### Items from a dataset
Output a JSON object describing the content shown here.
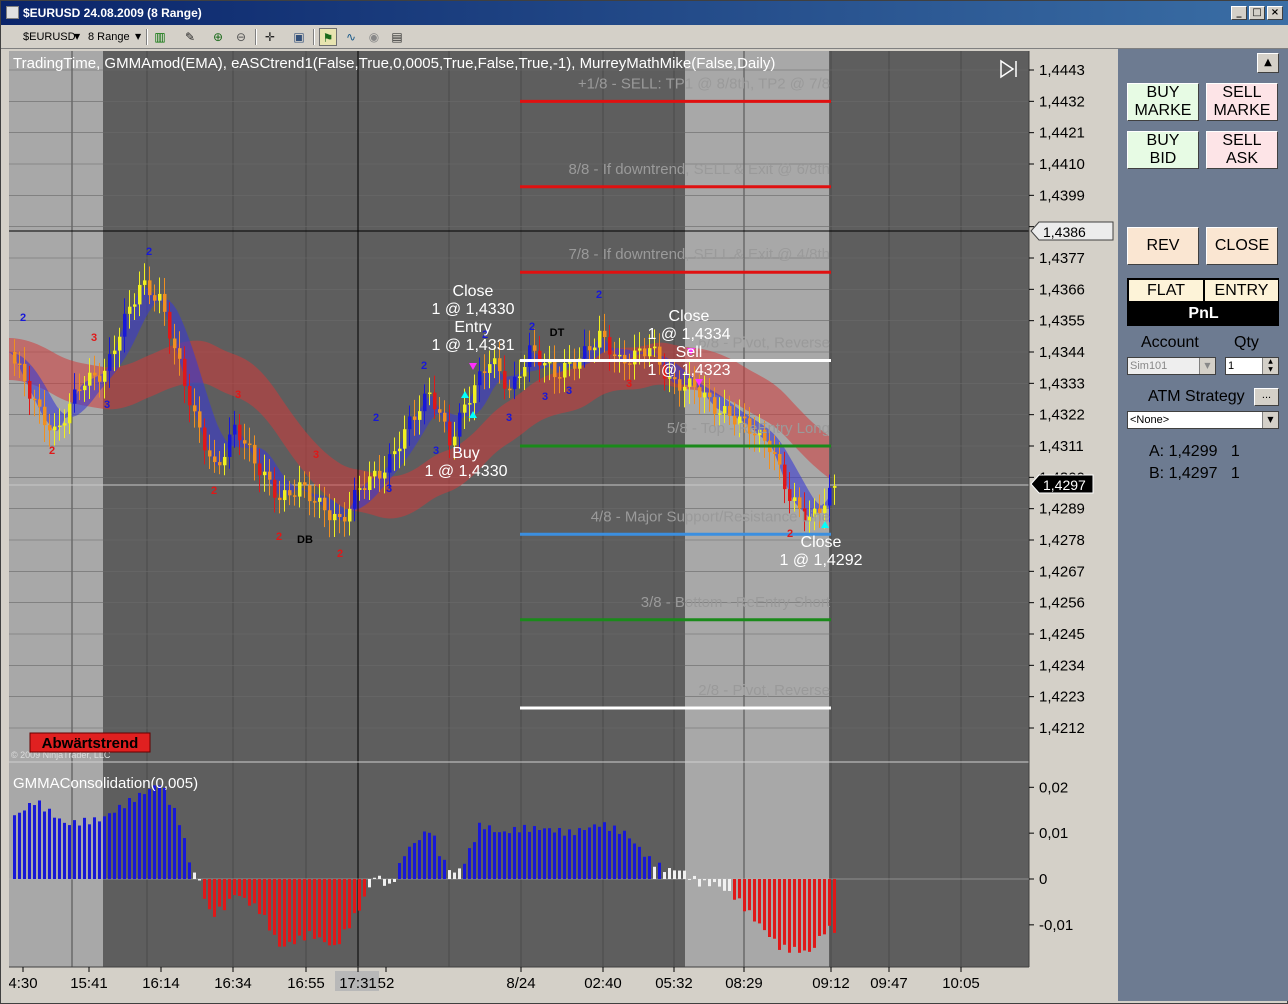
{
  "window": {
    "title": "$EURUSD  24.08.2009 (8 Range)",
    "controls": [
      "_",
      "□",
      "×"
    ]
  },
  "toolbar": {
    "instrument": "$EURUSD",
    "interval": "8 Range",
    "icons": [
      "candlestick-icon",
      "pencil-icon",
      "zoom-in-icon",
      "zoom-out-icon",
      "crosshair-icon",
      "properties-icon",
      "strategies-icon",
      "indicators-icon",
      "globe-icon",
      "data-box-icon"
    ]
  },
  "chart": {
    "indicator_line": "TradingTime,  GMMAmod(EMA),  eASCtrend1(False,True,0,0005,True,False,True,-1),  MurreyMathMike(False,Daily)",
    "copyright": "© 2009 NinjaTrader, LLC",
    "trend_label": "Abwärtstrend",
    "price_axis": [
      "1,4443",
      "1,4432",
      "1,4421",
      "1,4410",
      "1,4399",
      "1,4388",
      "1,4377",
      "1,4366",
      "1,4355",
      "1,4344",
      "1,4333",
      "1,4322",
      "1,4311",
      "1,4300",
      "1,4289",
      "1,4278",
      "1,4267",
      "1,4256",
      "1,4245",
      "1,4234",
      "1,4223",
      "1,4212"
    ],
    "current_price_tag": "1,4297",
    "crosshair_price_tag": "1,4386",
    "time_axis": [
      "4:30",
      "15:41",
      "16:14",
      "16:34",
      "16:55",
      "17:31",
      "52",
      "8/24",
      "02:40",
      "05:32",
      "08:29",
      "09:12",
      "09:47",
      "10:05"
    ],
    "highlight_time": "17:31",
    "murrey_lines": [
      {
        "label": "+1/8 - SELL: TP1 @ 8/8th, TP2 @ 7/8",
        "price": 1.4432,
        "color": "#e01010"
      },
      {
        "label": "8/8 - If downtrend, SELL & Exit @ 6/8th",
        "price": 1.4402,
        "color": "#e01010"
      },
      {
        "label": "7/8 - If downtrend, SELL & Exit @ 4/8th",
        "price": 1.4372,
        "color": "#e01010"
      },
      {
        "label": "6/8 - Pivot, Reverse",
        "price": 1.4341,
        "color": "#ffffff"
      },
      {
        "label": "5/8 - Top - ReEntry Long",
        "price": 1.4311,
        "color": "#1a8a1a"
      },
      {
        "label": "4/8 - Major Support/Resistance Line",
        "price": 1.428,
        "color": "#3b8fe0"
      },
      {
        "label": "3/8 - Bottom - ReEntry Short",
        "price": 1.425,
        "color": "#1a8a1a"
      },
      {
        "label": "2/8 - Pivot, Reverse",
        "price": 1.4219,
        "color": "#ffffff"
      }
    ],
    "trade_notes": [
      {
        "lines": [
          "Close",
          "1 @ 1,4330",
          "Entry",
          "1 @ 1,4331"
        ]
      },
      {
        "lines": [
          "Buy",
          "1 @ 1,4330"
        ]
      },
      {
        "lines": [
          "Close",
          "1 @ 1,4334",
          "Sell",
          "1 @ 1,4323"
        ]
      },
      {
        "lines": [
          "Close",
          "1 @ 1,4292"
        ]
      }
    ],
    "pattern_labels": [
      "DB",
      "DT"
    ],
    "swing_labels": [
      "2",
      "3"
    ]
  },
  "sub_panel": {
    "title": "GMMAConsolidation(0,005)",
    "axis": [
      "0,02",
      "0,01",
      "0",
      "-0,01"
    ]
  },
  "side_panel": {
    "buy_market": "BUY\nMARKE",
    "sell_market": "SELL\nMARKE",
    "buy_bid": "BUY\nBID",
    "sell_ask": "SELL\nASK",
    "rev": "REV",
    "close": "CLOSE",
    "flat": "FLAT",
    "entry": "ENTRY",
    "pnl": "PnL",
    "account_label": "Account",
    "account_value": "Sim101",
    "qty_label": "Qty",
    "qty_value": "1",
    "atm_label": "ATM Strategy",
    "atm_value": "<None>",
    "atm_more": "...",
    "bid_line": "A: 1,4299   1",
    "ask_line": "B: 1,4297   1"
  },
  "colors": {
    "chart_bg": "#7a7a7a",
    "session_dark": "#5e5e5e",
    "session_light": "#a8a8a8",
    "bull_bar": "#1818d8",
    "bear_bar": "#e01818",
    "neutral_bar": "#f0f0f0",
    "side_panel": "#6d7b91"
  }
}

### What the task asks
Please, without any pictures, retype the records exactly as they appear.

### Solution for this task
Output a JSON object describing the content shown here.
{
  "window": {
    "title": "$EURUSD  24.08.2009 (8 Range)",
    "controls": [
      "_",
      "□",
      "×"
    ]
  },
  "toolbar": {
    "instrument": "$EURUSD",
    "interval": "8 Range",
    "icons": [
      "candlestick-icon",
      "pencil-icon",
      "zoom-in-icon",
      "zoom-out-icon",
      "crosshair-icon",
      "properties-icon",
      "strategies-icon",
      "indicators-icon",
      "globe-icon",
      "data-box-icon"
    ]
  },
  "chart": {
    "indicator_line": "TradingTime,  GMMAmod(EMA),  eASCtrend1(False,True,0,0005,True,False,True,-1),  MurreyMathMike(False,Daily)",
    "copyright": "© 2009 NinjaTrader, LLC",
    "trend_label": "Abwärtstrend",
    "price_axis": [
      "1,4443",
      "1,4432",
      "1,4421",
      "1,4410",
      "1,4399",
      "1,4388",
      "1,4377",
      "1,4366",
      "1,4355",
      "1,4344",
      "1,4333",
      "1,4322",
      "1,4311",
      "1,4300",
      "1,4289",
      "1,4278",
      "1,4267",
      "1,4256",
      "1,4245",
      "1,4234",
      "1,4223",
      "1,4212"
    ],
    "current_price_tag": "1,4297",
    "crosshair_price_tag": "1,4386",
    "time_axis": [
      "4:30",
      "15:41",
      "16:14",
      "16:34",
      "16:55",
      "17:31",
      "52",
      "8/24",
      "02:40",
      "05:32",
      "08:29",
      "09:12",
      "09:47",
      "10:05"
    ],
    "highlight_time": "17:31",
    "murrey_lines": [
      {
        "label": "+1/8 - SELL: TP1 @ 8/8th, TP2 @ 7/8",
        "price": 1.4432,
        "color": "#e01010"
      },
      {
        "label": "8/8 - If downtrend, SELL & Exit @ 6/8th",
        "price": 1.4402,
        "color": "#e01010"
      },
      {
        "label": "7/8 - If downtrend, SELL & Exit @ 4/8th",
        "price": 1.4372,
        "color": "#e01010"
      },
      {
        "label": "6/8 - Pivot, Reverse",
        "price": 1.4341,
        "color": "#ffffff"
      },
      {
        "label": "5/8 - Top - ReEntry Long",
        "price": 1.4311,
        "color": "#1a8a1a"
      },
      {
        "label": "4/8 - Major Support/Resistance Line",
        "price": 1.428,
        "color": "#3b8fe0"
      },
      {
        "label": "3/8 - Bottom - ReEntry Short",
        "price": 1.425,
        "color": "#1a8a1a"
      },
      {
        "label": "2/8 - Pivot, Reverse",
        "price": 1.4219,
        "color": "#ffffff"
      }
    ],
    "trade_notes": [
      {
        "lines": [
          "Close",
          "1 @ 1,4330",
          "Entry",
          "1 @ 1,4331"
        ]
      },
      {
        "lines": [
          "Buy",
          "1 @ 1,4330"
        ]
      },
      {
        "lines": [
          "Close",
          "1 @ 1,4334",
          "Sell",
          "1 @ 1,4323"
        ]
      },
      {
        "lines": [
          "Close",
          "1 @ 1,4292"
        ]
      }
    ],
    "pattern_labels": [
      "DB",
      "DT"
    ],
    "swing_labels": [
      "2",
      "3"
    ]
  },
  "sub_panel": {
    "title": "GMMAConsolidation(0,005)",
    "axis": [
      "0,02",
      "0,01",
      "0",
      "-0,01"
    ]
  },
  "side_panel": {
    "buy_market": "BUY\nMARKE",
    "sell_market": "SELL\nMARKE",
    "buy_bid": "BUY\nBID",
    "sell_ask": "SELL\nASK",
    "rev": "REV",
    "close": "CLOSE",
    "flat": "FLAT",
    "entry": "ENTRY",
    "pnl": "PnL",
    "account_label": "Account",
    "account_value": "Sim101",
    "qty_label": "Qty",
    "qty_value": "1",
    "atm_label": "ATM Strategy",
    "atm_value": "<None>",
    "atm_more": "...",
    "bid_line": "A: 1,4299   1",
    "ask_line": "B: 1,4297   1"
  },
  "colors": {
    "chart_bg": "#7a7a7a",
    "session_dark": "#5e5e5e",
    "session_light": "#a8a8a8",
    "bull_bar": "#1818d8",
    "bear_bar": "#e01818",
    "neutral_bar": "#f0f0f0",
    "side_panel": "#6d7b91"
  }
}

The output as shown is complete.